Cocoa butter is obtained by pressing and centrifugation or filtering cocoa kernel fat (cocoa bean) or from cocoa mass made from the seed (bean) of the cocoa tree (Theobroma cacao L.). The resultant product is then refined.
The cocoa tree grows to a height of 15m and lives for up to 60 years. It is an evergreen tree that requires temperatures of 25-28°C, 80% humidity, 1500-2000 mm/m3 annual rainfall, nutrient-rich, well-drained soil, shady conditions and a mild climate. It is native to the tropical rain-forests lining the banks of the Amazon and Orinoco. From there, it was cultivated by the Mayas, Olmecs and Aztecs and spread to Central America and, subsequently, following the Spanish conquest of these areas, to other parts of the planet as well (in 1530, Hernán Cortez brought the first sizeable quantities of cocoa beans to Europe. These were approx. 2 cm long, 1 cm wide and weighed approx. 1 g). To the Aztecs, cocoa beans were of great economic importance (as a currency; a rabbit cost 10 cocoa beans) and of great mythological significance. Evidence of this can be found in the records of the Spanish Conquistador, Hernán Cortez, in Mexico. According to these records, the wealth of the national treasury of Montezuma II et al stood at 2.5m kg of cocoa beans (equivalent to approx. 1.25 bn beans. For comparison purposes, a bar of chocolate contains approx. 35 beans).
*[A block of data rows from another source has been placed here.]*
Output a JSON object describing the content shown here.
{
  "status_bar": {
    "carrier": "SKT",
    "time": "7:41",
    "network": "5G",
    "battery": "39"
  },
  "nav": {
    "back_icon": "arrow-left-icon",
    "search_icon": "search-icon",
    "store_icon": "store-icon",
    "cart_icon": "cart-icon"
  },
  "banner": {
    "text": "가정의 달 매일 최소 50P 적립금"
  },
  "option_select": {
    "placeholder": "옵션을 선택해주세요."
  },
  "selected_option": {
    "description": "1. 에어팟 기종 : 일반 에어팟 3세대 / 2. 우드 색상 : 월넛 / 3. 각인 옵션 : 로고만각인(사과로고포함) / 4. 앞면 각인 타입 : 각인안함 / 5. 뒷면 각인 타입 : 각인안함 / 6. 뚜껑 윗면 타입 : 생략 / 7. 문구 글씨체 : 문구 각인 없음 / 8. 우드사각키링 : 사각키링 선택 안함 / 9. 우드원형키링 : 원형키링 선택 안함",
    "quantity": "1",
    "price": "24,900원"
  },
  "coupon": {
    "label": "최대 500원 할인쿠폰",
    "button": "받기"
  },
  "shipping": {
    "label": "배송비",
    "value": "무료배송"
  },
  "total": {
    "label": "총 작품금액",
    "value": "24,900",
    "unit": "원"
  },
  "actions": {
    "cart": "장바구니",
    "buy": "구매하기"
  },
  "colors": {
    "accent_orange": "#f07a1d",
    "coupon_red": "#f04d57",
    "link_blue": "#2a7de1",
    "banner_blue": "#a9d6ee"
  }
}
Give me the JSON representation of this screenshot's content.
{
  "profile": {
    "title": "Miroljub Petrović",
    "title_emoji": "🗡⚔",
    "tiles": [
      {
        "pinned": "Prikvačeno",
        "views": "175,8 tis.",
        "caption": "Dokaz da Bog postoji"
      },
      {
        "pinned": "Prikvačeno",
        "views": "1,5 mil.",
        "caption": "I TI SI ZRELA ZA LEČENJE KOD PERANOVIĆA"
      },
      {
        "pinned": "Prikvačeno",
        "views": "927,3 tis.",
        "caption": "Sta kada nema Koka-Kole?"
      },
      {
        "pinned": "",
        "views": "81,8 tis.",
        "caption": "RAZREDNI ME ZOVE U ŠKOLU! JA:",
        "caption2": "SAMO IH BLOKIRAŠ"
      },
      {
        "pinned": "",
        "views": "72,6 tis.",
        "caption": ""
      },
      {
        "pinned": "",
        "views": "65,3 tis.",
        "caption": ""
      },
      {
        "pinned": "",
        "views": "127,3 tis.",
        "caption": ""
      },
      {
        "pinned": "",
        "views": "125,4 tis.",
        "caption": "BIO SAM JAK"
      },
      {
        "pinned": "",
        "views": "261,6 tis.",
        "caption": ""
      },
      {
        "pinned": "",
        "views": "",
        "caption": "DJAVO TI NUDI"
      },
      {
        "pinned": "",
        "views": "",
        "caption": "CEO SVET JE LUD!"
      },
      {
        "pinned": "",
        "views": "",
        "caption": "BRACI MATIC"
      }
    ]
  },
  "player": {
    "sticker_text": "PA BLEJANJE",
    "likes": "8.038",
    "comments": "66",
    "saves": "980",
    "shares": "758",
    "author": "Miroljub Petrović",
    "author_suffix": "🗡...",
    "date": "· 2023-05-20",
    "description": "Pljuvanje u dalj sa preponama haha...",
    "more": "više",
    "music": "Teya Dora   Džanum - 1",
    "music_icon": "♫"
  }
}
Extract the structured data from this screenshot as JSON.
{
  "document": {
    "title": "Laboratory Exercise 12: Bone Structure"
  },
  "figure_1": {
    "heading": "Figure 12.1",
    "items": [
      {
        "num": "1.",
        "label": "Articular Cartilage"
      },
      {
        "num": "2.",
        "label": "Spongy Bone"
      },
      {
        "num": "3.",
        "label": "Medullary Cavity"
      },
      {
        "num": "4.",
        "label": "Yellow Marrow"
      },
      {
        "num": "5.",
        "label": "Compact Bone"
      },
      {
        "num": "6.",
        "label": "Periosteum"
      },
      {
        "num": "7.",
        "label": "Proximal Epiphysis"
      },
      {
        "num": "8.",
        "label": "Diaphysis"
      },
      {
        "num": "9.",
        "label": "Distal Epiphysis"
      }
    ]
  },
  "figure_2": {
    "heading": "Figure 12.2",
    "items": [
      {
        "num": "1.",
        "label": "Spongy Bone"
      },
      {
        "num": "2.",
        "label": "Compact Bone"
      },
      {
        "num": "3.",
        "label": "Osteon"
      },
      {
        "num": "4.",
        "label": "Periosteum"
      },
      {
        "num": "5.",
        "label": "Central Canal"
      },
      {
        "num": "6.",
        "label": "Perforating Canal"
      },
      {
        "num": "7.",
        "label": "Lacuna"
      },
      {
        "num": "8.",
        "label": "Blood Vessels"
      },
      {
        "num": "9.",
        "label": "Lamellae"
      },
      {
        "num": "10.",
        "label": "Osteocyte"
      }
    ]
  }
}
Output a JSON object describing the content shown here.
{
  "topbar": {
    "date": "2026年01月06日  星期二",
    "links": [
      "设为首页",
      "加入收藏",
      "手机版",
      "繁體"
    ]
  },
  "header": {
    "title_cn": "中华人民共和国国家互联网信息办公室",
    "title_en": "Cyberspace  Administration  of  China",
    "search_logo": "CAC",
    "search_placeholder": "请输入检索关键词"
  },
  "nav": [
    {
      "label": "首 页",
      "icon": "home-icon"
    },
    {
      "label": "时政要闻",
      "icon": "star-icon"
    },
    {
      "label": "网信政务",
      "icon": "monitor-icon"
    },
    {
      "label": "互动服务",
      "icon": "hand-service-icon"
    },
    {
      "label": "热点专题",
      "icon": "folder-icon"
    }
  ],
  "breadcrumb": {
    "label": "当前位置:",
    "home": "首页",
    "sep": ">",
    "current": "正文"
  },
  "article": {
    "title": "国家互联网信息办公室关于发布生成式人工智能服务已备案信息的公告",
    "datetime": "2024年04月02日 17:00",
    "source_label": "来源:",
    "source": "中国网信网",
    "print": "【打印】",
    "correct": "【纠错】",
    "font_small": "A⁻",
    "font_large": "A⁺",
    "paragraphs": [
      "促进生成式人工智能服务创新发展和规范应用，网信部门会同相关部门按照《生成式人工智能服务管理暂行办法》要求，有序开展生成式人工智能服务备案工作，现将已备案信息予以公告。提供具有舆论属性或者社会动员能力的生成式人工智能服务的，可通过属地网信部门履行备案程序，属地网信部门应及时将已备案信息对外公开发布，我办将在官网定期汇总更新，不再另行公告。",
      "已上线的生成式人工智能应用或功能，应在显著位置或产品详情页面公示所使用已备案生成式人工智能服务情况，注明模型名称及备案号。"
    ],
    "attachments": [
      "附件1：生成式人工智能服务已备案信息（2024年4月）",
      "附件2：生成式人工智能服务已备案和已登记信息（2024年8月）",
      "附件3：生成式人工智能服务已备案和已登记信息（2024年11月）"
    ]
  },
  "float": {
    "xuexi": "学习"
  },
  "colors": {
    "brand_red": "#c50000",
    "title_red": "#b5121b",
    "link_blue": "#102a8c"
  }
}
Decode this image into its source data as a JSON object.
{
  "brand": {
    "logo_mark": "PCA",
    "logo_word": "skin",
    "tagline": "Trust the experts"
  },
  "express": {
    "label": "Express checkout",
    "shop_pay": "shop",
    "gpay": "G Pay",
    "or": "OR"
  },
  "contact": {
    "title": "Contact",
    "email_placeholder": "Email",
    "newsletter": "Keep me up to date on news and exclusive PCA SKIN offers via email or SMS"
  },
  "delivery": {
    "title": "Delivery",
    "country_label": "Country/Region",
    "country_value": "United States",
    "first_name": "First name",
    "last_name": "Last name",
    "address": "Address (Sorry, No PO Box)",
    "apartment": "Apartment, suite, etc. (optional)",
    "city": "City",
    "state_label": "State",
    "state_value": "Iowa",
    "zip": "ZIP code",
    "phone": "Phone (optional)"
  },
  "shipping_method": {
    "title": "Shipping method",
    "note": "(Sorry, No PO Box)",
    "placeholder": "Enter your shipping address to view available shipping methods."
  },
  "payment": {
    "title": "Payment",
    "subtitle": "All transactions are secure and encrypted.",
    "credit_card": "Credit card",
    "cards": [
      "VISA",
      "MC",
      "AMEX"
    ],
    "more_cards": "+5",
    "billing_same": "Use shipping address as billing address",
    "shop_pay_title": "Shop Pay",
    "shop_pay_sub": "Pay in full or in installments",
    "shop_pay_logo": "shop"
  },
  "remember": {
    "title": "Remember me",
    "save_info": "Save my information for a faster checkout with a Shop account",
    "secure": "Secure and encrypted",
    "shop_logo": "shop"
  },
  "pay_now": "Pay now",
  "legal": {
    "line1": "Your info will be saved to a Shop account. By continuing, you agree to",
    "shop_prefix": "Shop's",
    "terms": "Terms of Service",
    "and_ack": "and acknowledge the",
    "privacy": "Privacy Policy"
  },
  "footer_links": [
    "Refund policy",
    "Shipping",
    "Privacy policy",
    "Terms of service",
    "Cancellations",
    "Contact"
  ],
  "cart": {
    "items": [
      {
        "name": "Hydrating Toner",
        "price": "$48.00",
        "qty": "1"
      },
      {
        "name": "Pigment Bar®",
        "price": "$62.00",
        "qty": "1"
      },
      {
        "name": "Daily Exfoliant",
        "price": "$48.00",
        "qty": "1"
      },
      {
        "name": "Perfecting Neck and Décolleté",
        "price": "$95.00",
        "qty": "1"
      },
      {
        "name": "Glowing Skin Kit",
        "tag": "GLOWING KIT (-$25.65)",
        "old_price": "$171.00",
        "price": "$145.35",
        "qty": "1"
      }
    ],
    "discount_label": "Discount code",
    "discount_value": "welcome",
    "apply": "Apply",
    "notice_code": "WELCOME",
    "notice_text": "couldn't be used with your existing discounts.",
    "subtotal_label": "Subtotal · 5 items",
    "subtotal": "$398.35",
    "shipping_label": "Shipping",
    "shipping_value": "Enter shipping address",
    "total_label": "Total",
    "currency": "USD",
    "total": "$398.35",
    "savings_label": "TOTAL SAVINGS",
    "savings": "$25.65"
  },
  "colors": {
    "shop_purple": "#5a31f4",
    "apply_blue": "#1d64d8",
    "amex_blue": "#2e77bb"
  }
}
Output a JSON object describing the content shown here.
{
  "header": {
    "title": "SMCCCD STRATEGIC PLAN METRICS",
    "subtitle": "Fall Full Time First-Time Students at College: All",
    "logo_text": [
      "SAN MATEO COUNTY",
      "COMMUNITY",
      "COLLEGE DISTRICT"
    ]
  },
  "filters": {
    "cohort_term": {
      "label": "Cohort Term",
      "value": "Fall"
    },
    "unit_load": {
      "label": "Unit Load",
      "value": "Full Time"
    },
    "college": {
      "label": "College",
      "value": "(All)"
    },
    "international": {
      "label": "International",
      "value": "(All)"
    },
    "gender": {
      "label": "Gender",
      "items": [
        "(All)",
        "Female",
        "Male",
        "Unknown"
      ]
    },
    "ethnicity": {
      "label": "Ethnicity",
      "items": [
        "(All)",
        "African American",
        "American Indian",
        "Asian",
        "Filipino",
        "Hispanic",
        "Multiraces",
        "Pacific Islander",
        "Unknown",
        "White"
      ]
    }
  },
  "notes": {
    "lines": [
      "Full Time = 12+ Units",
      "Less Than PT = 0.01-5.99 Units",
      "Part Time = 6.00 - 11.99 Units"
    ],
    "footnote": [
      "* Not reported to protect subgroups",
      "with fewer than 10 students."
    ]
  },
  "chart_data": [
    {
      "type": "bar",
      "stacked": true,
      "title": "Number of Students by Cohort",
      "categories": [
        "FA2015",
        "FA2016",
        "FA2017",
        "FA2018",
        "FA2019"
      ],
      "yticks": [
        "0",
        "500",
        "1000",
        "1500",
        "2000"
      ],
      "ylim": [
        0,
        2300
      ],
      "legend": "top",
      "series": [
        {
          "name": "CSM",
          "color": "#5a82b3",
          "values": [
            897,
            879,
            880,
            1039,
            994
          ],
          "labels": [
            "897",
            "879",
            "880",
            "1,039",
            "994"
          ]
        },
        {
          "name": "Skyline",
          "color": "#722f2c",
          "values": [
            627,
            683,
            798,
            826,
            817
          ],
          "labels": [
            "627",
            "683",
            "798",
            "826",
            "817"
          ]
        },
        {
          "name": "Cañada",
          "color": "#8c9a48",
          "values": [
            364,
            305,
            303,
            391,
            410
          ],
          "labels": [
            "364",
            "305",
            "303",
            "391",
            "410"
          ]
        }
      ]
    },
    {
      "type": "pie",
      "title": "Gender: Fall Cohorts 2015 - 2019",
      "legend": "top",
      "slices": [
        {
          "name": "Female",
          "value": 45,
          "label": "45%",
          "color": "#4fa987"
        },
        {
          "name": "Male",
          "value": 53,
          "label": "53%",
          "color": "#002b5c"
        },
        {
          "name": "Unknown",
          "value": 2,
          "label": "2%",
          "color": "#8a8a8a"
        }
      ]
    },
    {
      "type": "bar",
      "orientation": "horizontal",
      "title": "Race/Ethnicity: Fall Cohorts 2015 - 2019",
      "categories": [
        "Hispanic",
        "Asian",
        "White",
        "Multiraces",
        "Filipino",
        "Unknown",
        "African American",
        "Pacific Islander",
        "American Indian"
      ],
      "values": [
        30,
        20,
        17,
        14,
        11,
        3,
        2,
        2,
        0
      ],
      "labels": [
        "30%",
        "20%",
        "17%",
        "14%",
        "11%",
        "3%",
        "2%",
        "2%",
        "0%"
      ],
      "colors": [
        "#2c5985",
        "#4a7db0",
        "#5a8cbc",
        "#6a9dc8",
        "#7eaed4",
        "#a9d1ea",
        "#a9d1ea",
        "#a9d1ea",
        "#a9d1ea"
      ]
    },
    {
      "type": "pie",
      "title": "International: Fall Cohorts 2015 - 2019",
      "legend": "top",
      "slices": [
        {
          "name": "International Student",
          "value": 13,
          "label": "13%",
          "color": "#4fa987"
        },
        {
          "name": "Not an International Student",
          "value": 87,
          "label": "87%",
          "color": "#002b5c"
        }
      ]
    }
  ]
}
Today, the cocoa tree thrives within a 3000 km wide belt straddling the Equator. The principal areas are Central and West Africa, Central and South America, Ceylon, Indonesia, New Guinea and the Philippines. Cocoa butter is obtained either by pressing cocoa beans, which have a fat content of approx. 50-60%, (this is rarely used) or by pressing pre-roasted, ground and warmed liquid cocoa paste (cocoa masses containing >50% cocoa butter do not dry out). Press residue is processed into cocoa powder and forms the raw ingredient for products such as chocolate. Finally, cocoa butter obtained in this way is refined.
At room temperature, the rough, pale yellow cocoa butter, with a faint smell of cocoa and a mild, distinctive taste, consists primarily of palmitic, stearic and oleic acids and melts at approx. 36°C. Cocoa butter is used in the food industry for milk and fondant forms of chocolate; it is mixed with cocoa mass as patissier's chocolate (coatings for biscuits and chocolates) and, recently, has started to be processed into 'white' chocolate. In the pharmaceuticals trade, cocoa butter is used as an ointment base and in the production of suppositories. The cosmetics industry uses cocoa butter for lipsticks and hair cream